_EXERCISE_. Reproduce the records below; each should match the original exactly.

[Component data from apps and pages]
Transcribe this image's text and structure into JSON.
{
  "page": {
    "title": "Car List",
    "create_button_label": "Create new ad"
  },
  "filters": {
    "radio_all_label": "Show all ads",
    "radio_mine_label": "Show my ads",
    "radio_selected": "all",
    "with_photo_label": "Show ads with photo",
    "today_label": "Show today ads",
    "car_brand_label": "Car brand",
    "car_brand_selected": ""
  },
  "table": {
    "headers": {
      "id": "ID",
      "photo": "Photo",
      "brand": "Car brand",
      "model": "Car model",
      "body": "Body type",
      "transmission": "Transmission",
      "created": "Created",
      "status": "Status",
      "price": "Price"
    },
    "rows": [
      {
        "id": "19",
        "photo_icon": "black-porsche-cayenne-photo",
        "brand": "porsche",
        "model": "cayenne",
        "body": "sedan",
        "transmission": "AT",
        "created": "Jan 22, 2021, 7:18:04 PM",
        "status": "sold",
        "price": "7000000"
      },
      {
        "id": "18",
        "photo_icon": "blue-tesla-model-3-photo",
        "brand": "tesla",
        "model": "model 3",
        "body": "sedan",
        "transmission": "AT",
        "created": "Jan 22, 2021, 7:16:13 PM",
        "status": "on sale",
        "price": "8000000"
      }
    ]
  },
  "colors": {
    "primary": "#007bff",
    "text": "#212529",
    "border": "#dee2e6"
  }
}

_EXERCISE ANSWER_.
Transcribe this image's text and structure into JSON.
{
  "page": {
    "title": "Car List",
    "create_button_label": "Create new ad"
  },
  "filters": {
    "radio_all_label": "Show all ads",
    "radio_mine_label": "Show my ads",
    "radio_selected": "all",
    "with_photo_label": "Show ads with photo",
    "today_label": "Show today ads",
    "car_brand_label": "Car brand",
    "car_brand_selected": ""
  },
  "table": {
    "headers": {
      "id": "ID",
      "photo": "Photo",
      "brand": "Car brand",
      "model": "Car model",
      "body": "Body type",
      "transmission": "Transmission",
      "created": "Created",
      "status": "Status",
      "price": "Price"
    },
    "rows": [
      {
        "id": "19",
        "photo_icon": "black-porsche-cayenne-photo",
        "brand": "porsche",
        "model": "cayenne",
        "body": "sedan",
        "transmission": "AT",
        "created": "Jan 22, 2021, 7:18:04 PM",
        "status": "sold",
        "price": "7000000"
      },
      {
        "id": "18",
        "photo_icon": "blue-tesla-model-3-photo",
        "brand": "tesla",
        "model": "model 3",
        "body": "sedan",
        "transmission": "AT",
        "created": "Jan 22, 2021, 7:16:13 PM",
        "status": "on sale",
        "price": "8000000"
      }
    ]
  },
  "colors": {
    "primary": "#007bff",
    "text": "#212529",
    "border": "#dee2e6"
  }
}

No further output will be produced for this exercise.